Charu Sharma proved to be a fine replacement auction for the mega auction of the Indian Premier League over the weekend, providing yet another gem in the history of cricket.
Designated auctioneer Hugh Adams suffered a downfall, something that led IPL chairman Brijesh Patel to ring up his Bangalore-based contact to check if he could fill up. Sharma, who obliged, told The Indian Express that he would have been at the golf course at the time. He himself did not suffer a fall and suffered a shoulder injury while traveling to organize an auction for a cricket league in Kathmandu.
Sharma’s qualities as a pro auctioneer came to the fore on Saturday. He was quick without appearing impatient, and if the word cricket can be used, he did well with an over-rate. I also liked the fact that they requested teams to hold the pedals high enough for everyone looking to save time. The auction stretched to ridiculous lengths on both days and the BCCI—despite their indifferent attitude towards the media—must end the first so that the print media had everything in detail for the next day’s newspaper.

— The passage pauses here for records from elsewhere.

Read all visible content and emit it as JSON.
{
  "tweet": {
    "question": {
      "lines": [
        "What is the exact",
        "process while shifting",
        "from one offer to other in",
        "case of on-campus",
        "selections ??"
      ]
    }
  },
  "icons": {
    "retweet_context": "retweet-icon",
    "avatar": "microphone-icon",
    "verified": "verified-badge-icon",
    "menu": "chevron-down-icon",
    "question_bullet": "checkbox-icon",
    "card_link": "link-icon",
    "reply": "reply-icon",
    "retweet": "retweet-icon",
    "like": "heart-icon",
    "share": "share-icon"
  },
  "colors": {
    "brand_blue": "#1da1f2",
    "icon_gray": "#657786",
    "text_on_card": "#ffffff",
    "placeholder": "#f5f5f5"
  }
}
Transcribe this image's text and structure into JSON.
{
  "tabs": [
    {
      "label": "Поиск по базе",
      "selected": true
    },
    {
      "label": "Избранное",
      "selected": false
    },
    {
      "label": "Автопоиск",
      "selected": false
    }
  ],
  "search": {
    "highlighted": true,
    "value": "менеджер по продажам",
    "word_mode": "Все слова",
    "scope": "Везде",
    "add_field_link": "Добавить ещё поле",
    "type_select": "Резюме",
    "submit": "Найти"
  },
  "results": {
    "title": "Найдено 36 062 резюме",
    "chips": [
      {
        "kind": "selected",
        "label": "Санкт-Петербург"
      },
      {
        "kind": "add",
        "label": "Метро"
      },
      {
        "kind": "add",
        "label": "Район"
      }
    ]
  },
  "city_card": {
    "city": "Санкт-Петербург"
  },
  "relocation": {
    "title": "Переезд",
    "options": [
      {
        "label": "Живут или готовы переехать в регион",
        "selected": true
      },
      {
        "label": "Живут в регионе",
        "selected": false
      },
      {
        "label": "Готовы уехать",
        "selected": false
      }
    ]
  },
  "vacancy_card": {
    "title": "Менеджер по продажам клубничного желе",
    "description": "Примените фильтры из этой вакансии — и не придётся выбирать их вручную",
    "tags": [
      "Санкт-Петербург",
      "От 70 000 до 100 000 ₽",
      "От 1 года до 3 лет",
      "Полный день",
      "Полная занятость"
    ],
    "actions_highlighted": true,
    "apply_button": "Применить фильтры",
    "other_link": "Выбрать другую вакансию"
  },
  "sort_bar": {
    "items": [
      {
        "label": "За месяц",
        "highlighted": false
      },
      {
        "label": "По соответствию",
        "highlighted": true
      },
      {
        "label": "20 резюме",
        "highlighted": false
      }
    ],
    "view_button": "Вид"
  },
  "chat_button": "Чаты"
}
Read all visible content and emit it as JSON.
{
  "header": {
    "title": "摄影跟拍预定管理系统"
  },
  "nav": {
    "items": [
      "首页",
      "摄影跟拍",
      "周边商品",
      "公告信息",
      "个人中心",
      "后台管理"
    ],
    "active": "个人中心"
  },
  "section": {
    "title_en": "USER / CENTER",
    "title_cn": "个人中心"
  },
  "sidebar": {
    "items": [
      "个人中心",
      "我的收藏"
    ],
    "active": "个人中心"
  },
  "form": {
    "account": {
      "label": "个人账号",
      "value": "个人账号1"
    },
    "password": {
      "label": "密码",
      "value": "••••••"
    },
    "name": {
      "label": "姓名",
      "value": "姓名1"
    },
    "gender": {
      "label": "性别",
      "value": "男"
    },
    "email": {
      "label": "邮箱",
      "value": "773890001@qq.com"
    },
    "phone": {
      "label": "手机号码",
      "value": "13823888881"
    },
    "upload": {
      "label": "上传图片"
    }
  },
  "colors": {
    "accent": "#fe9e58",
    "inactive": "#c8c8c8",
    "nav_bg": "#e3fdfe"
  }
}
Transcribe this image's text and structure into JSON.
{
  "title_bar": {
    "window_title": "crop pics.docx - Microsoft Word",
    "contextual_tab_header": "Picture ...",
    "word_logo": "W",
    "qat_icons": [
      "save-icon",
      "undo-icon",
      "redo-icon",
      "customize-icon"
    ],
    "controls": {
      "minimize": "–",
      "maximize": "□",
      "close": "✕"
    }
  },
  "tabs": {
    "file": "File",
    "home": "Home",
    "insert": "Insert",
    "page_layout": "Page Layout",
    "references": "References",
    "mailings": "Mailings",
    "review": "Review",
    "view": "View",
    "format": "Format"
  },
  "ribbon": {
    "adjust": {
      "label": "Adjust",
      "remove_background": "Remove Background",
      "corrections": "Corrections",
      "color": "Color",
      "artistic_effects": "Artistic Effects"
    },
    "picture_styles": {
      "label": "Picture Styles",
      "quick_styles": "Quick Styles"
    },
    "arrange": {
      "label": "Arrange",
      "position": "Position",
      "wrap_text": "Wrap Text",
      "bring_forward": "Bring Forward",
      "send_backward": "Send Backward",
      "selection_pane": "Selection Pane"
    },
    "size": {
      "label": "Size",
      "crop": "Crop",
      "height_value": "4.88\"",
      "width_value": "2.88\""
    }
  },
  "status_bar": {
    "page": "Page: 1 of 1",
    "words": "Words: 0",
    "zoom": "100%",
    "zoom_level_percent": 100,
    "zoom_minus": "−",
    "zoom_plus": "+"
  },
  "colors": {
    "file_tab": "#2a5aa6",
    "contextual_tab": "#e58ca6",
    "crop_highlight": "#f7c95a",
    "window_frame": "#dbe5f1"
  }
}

It would be fair to say that Sharma was a savior for the IPL auction; The stars appeared to align and they did enough to get the Indian cricket owners to be considered for the next one. And if they were looking for someone to replace Richard Madley, who held all previous auctions, they had a good man right under their nose this time around. Sharma may have many more auctions, but he will be proud to tell his grandchildren about it.
Ultimately, it’s about being in the right place to get on board in an emergency. Former England wicketkeeper Bob Taylor was at Lord’s on the second afternoon of the Lord’s Test against New Zealand when Richard Hadlee dropped Bruce French with a blow to the back of his helmet. French, playing only his third Test, had to stretch before a doctor stitched three. Bill Athe wore big gloves for a few overs before England captain Mike Gatting called his former England teammate Taylor, then 45 more years into retirement. Taylor was on coveted ground for some PR work with the series’ sponsors, Cornhill Insurance. Taylor worked well for 73 overs before calling up Hampshire’s Bobby Parks for England, whose father Jim and grandfather James played for England. Bobby held on for 63 overs before the French could resume on duty. As David Frith reports in Wisden Cricket Monthly, Bobby was set to go out for a day when he received a call to join the England team at Lord’s. Little did New Zealand captain Jeremy Cooney think he would be a substitute like Taylor and Parkes two years later when John Wright’s New Zealand team was struck by a virus in Bangalore. Connie (by then retired and in radio commentary) and television producer Ken Nicholson took on duty on the fourth day of the Test. It could have been a dream for Nicholson to be on the field during a Test match, but sometimes dreams don’t come true. Just ask renowned commentator Henry Blofeld, a travel journalist for the 1963–64 tour of India and an opener who played first-class cricket for Cambridge. Blofeld thought of his chances of playing the Mumbai Test, for which the English camp was battling with injuries and ailments. The next day MCC fielded an unbalanced side, but Blofeld missed the opportunity and Mike Smith’s team managed to draw the game at Brabourne Stadium.
Sometimes, replacements are on hand, but they may not fit due to likes and dislikes. My late friend Kiran Ashar, who started batting and kept wickets for Mumbai in the 1970s, told me how he was involved in the Vijay Manjrekar-led Bandodkar XI team (mostly players from Associated Cement Companies) for 1968–69. Bunny) were part of. Moin-ud-Daulah Gold Cup which was then a first-class tournament in Hyderabad. The team’s regular wicketkeeper KS Inderjitsinhji was unavailable for the semi-finals and was in no mood to include the young and promising Ashar, despite protests from senior players like Manjrekar, Dilip Sardesai and Bapu Nadkarni. He had flown in from Mumbai to former Test wicketkeeper Naren Tamhane to keep wickets for the rest of the tournament. Ashar had tears in his eyes as Manjrekar said that he did not like the way he played in the team meeting. The next time Ashar played the Moin-ud-Daulah Gold Cup (1971–72), he was representing the ACC and scored a century in the semi-final against the Hyderabad Cricket Association, while sharing 183 runs for the opening wicket with Sunil Gavaskar. Make it , Manjrekar saw this and was one of the first to congratulate Ashar.
Coming to the congratulations, Sharma deserves a lot for his weekend work. It’s one thing when Providence offers opportunities. It’s totally different to take a chance and shine in less time.
Mid-Day’s Group Sports Editor Clayton Murzello is a purist with an open stance.
He tweeted @ClaytonMurzello Send your feedback to firstname.lastname@example.org
The views expressed in this column are those of the individual and do not represent the views of the paper.